Spokane, Wash. — Tom Izzo began his first NCAA Tournament press conference by saying he "gave up talking about injuries and officials for Lent."
That was in response to a question about injuries, of course — the first one he fielded Wednesday at Spokane Arena came from the New York Times — and was followed not long after by one about officiating.
Talk about Catholic guilt, huh?
Both subjects are hard to avoid for Michigan State's coach. And while his team seems to have put the injury bug behind it, there's a pretty good chance the whistles are going to bug Izzo — and many of his peers — at some point in this tournament.
This season's rules emphasis in college basketball, altering the enforcement of hand-checking on defense (Rule 10-1-4) and the interpretation of block/charge calls (Rule 4-17-4), was designed to increase scoring — it reached a 32-year low last season as teams averaged 67.5 ppg) — and speed up the game.
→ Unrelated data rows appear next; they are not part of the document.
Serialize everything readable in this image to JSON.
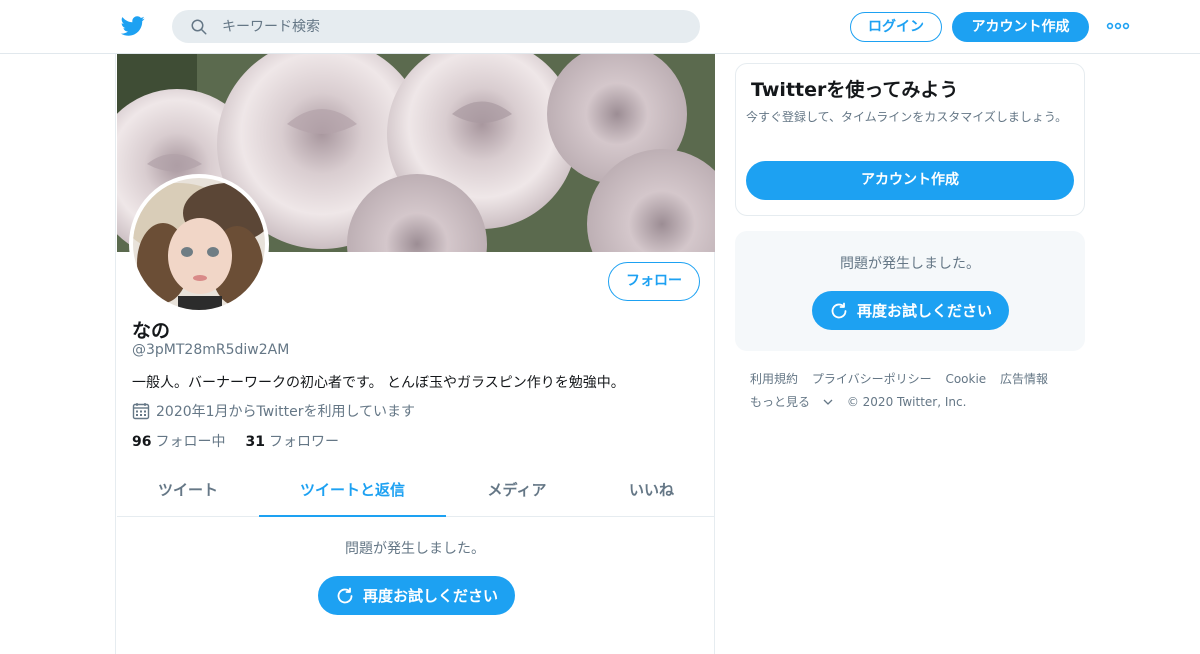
{
  "header": {
    "search_placeholder": "キーワード検索",
    "login_label": "ログイン",
    "signup_label": "アカウント作成"
  },
  "profile": {
    "name": "なの",
    "handle": "@3pMT28mR5diw2AM",
    "bio": "一般人。バーナーワークの初心者です。 とんぼ玉やガラスピン作りを勉強中。",
    "joined": "2020年1月からTwitterを利用しています",
    "following_count": "96",
    "following_label": "フォロー中",
    "followers_count": "31",
    "followers_label": "フォロワー",
    "follow_label": "フォロー"
  },
  "tabs": [
    {
      "label": "ツイート",
      "active": false
    },
    {
      "label": "ツイートと返信",
      "active": true
    },
    {
      "label": "メディア",
      "active": false
    },
    {
      "label": "いいね",
      "active": false
    }
  ],
  "timeline_error": {
    "message": "問題が発生しました。",
    "retry_label": "再度お試しください"
  },
  "signup_card": {
    "title": "Twitterを使ってみよう",
    "description": "今すぐ登録して、タイムラインをカスタマイズしましょう。",
    "button_label": "アカウント作成"
  },
  "side_error": {
    "message": "問題が発生しました。",
    "retry_label": "再度お試しください"
  },
  "footer": {
    "links": [
      "利用規約",
      "プライバシーポリシー",
      "Cookie",
      "広告情報"
    ],
    "more_label": "もっと見る",
    "copyright": "© 2020 Twitter, Inc."
  },
  "colors": {
    "accent": "#1da1f2",
    "muted_text": "#657786",
    "border": "#e6ecf0"
  }
}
Scoring was up nearly 5 percent overall, and while some of that is attributable to an increase in fouls and free throws, the game will better for it, even if some coaches don't agree. The "organized fouling" — as ESPN analyst Jay Bilas calls it — had gotten out of hand, and to be honest, few teams put their hands on opponents better than Izzo's did over the last decade or so.
But an apparent back-sliding of the new standard during conference play — John Adams, the NCAA coordinator of officials, even called out refs publicly in January — only made things more confusing for everyone. While touch falls are drawing whistles on the perimeter, it's no-holds-barred in the post at times.
And on the eve of the tournament, Izzo was hardly the only one wondering what to expect.
"Every year that I've been in the Tournament, different things happen," he said Wednesday. "Usually it goes back to more physical brand of ball. But I just think there's more unknowns this year. …
"I mean, you always have to worry about your best players being on the bench too much. And that can change a game faster than 3-point shooting, bad defense, anything else. So, my concerns would be trying to figure out how the game is going to be called and adjust to it without making my players fret over it, if that makes any sense."
It does, even if the officials don't right now.
Whistles while you work
Colorado coach Tad Boyle was busy bracing his players for their Tournament opener against a physical Pittsburgh team accustomed to "rock 'em sock 'em" play, even as he reminded them not to worry about it.
"You look at the way the officiating was handled in the Pac-12 tournament relative to the way it was handled in November and December, and it's two totally different games," Boyle said, lamenting some of the low-scoring slugfests he witnessed last week in Las Vegas. "So one of the things we talked to our guys about is you have to put the ball in the basket. You can't play for the whistle or play to get the whistle."
You can argue the whistles, I suppose. A little lobbying never hurts. But don't expect officials to react the way they used to, especially with their own postseason advancement tied to enforcement of the new standard.
Michigan's John Beilein went more than two years without drawing a technical foul on the sideline. But he picked up two in the last two weeks, though Sunday's in Big Ten tournament final against Michigan State actually stemmed from a blatant traveling call that ref Mike Kitts missed.
Still, Beilein acknowledged earlier this month, "It's difficult for the coaches right now. It's such a big change and it's just hard to play defense."
Nobody seems to have a solid read on the interpretation of the block/charge call that leaves players shaking their heads while lying flat on their backs under the basket. Last week, I asked Michigan's fifth-year senior center Jordan Morgan, one of the Big Ten's savvier post defenders, if he knew what a charge was from one minute to the next in games these days, and he just laughed and shook his head.
"No idea," he said.
Adams and others will tell you they're finally getting the calls right now. If you ask me, they're still whistling far too many charges. (Syracuse coach Jim Boeheim threw in the towel with a memorable tirade after a blown call at Duke back in February.)
And I tend to agree with Izzo and Dick Vitale and others about the need to increase the five-foul limit to six per player. Ditto a reduced shot clock — 35 seconds feels like an eternity.
None of that's going to help the pending madness this March, though.
"It's going to be interesting to see how it goes," Izzo said.
Even more interesting, perhaps, to see how the coaches handle it.